Latin name: Myoporum insulare
Edible parts of Boobyalla:Fruit - raw or cooked. Juicy and sweet but with an aroma that is not entirely pleasant. Some people find the fruit rather salty and bitter. The fruit is about 6mm in diameter. Some caution is advised, see notes above on possible toxicity.
Description of the plant:
(9 3/4 foot)
Habitat of the herb:Seashores and inland areas. Found on dunes, headlands, estuaries and mangrove fringes.
Other uses of Boobyalla:Plants can be grown as a hedge or screen, tolerating maritime exposure. The plant is fire resistant. Wood - hard. Used in turnery and cabinet making.

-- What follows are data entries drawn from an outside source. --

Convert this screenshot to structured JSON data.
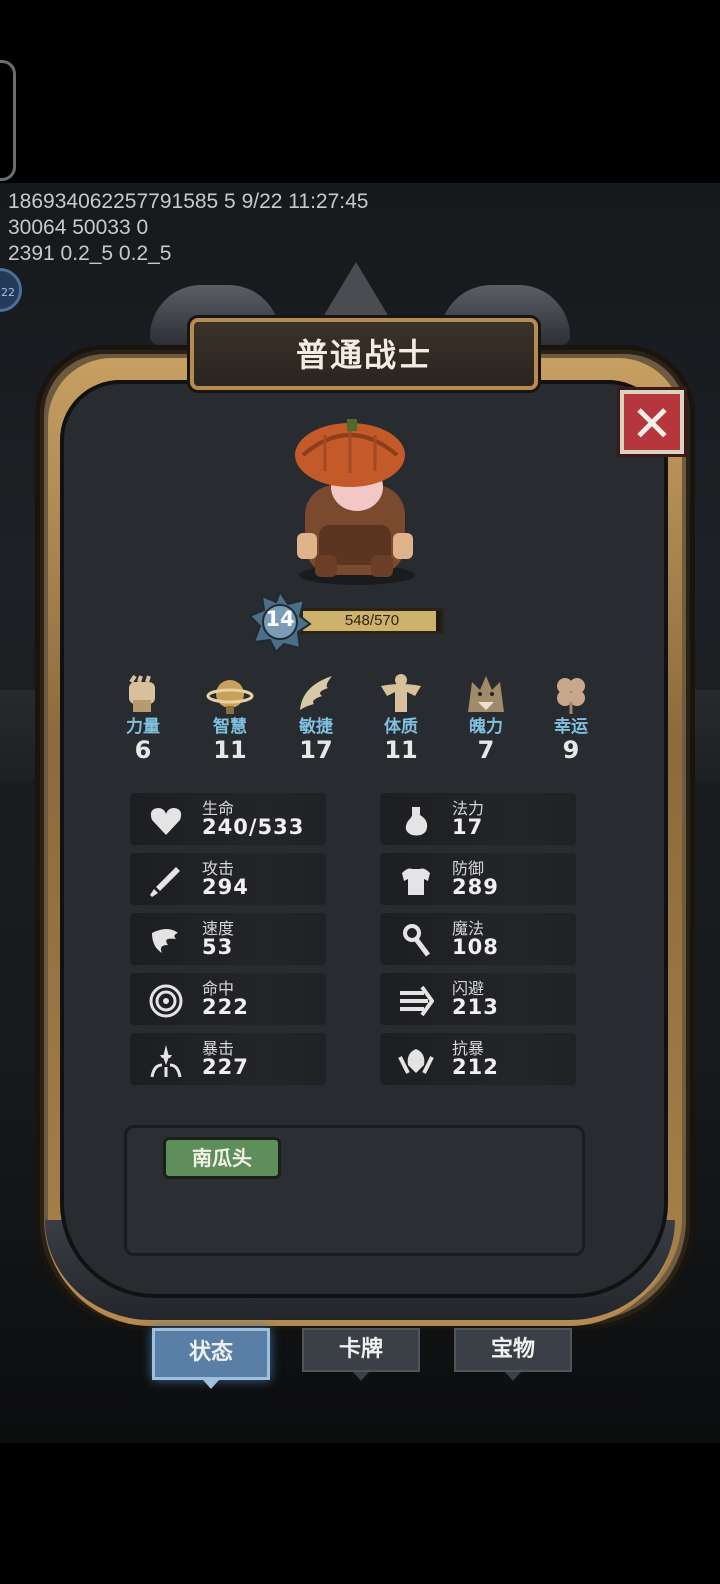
{
  "debug": {
    "line1": "186934062257791585 5 9/22 11:27:45",
    "line2": "30064 50033 0",
    "line3": "2391 0.2_5 0.2_5",
    "badge": "22"
  },
  "dialog": {
    "title": "普通战士",
    "close_icon": "close-x-icon"
  },
  "character": {
    "level": "14",
    "xp_text": "548/570",
    "xp_fraction": 0.961
  },
  "attributes": [
    {
      "label": "力量",
      "value": "6",
      "icon": "fist-icon"
    },
    {
      "label": "智慧",
      "value": "11",
      "icon": "globe-icon"
    },
    {
      "label": "敏捷",
      "value": "17",
      "icon": "wing-icon"
    },
    {
      "label": "体质",
      "value": "11",
      "icon": "muscle-icon"
    },
    {
      "label": "魄力",
      "value": "7",
      "icon": "wolf-icon"
    },
    {
      "label": "幸运",
      "value": "9",
      "icon": "clover-icon"
    }
  ],
  "stats_left": [
    {
      "name": "生命",
      "value": "240/533",
      "icon": "heart-icon"
    },
    {
      "name": "攻击",
      "value": "294",
      "icon": "sword-icon"
    },
    {
      "name": "速度",
      "value": "53",
      "icon": "wind-icon"
    },
    {
      "name": "命中",
      "value": "222",
      "icon": "target-icon"
    },
    {
      "name": "暴击",
      "value": "227",
      "icon": "crit-icon"
    }
  ],
  "stats_right": [
    {
      "name": "法力",
      "value": "17",
      "icon": "potion-icon"
    },
    {
      "name": "防御",
      "value": "289",
      "icon": "armor-icon"
    },
    {
      "name": "魔法",
      "value": "108",
      "icon": "staff-icon"
    },
    {
      "name": "闪避",
      "value": "213",
      "icon": "dodge-icon"
    },
    {
      "name": "抗暴",
      "value": "212",
      "icon": "shield-icon"
    }
  ],
  "traits": [
    "南瓜头"
  ],
  "tabs": [
    {
      "label": "状态",
      "active": true
    },
    {
      "label": "卡牌",
      "active": false
    },
    {
      "label": "宝物",
      "active": false
    }
  ]
}
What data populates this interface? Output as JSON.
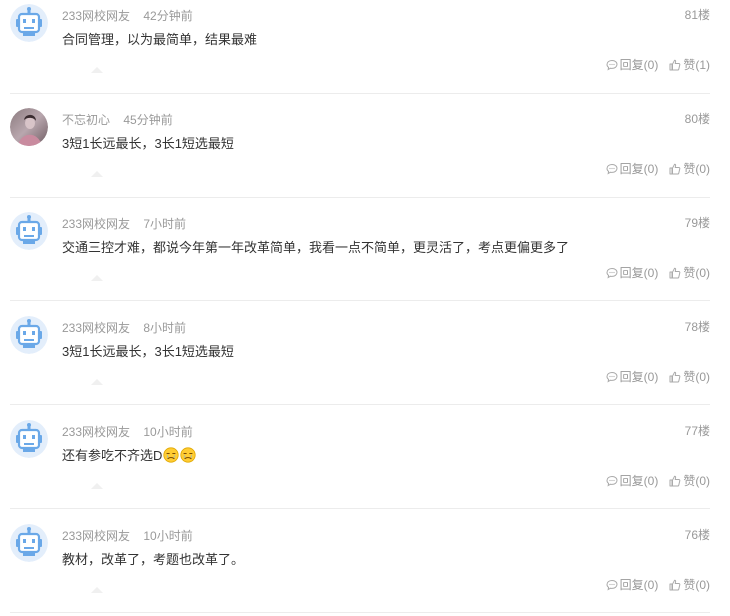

Propagation of the herb:Seed - sow spring in a greenhouse. When they are large enough to handle, prick the seedlings out into individual pots and grow them on in the greenhouse for at least their first winter. Plant them out into their permanent positions in late spring or early summer, after the last expected frosts. Consider giving the plants some protection from the cold for their first few winters outdoors. Cuttings of half-ripe wood, 5 - 10cm with a heel, July/August in a frame. Pot up in the autumn. Good percentage.
Cultivation of Boobyalla:Seashores and inland areas. Found on dunes, headlands, estuaries and mangrove fringes.
Medicinal use of the herb:None known
Known hazards of Myoporum insulare:Although no records of toxicity have been found for this species, the fruits of at least some members of this genus are known to contain liver toxins and can be harmful in large quantities.
Plant information taken from the Plants For A Future.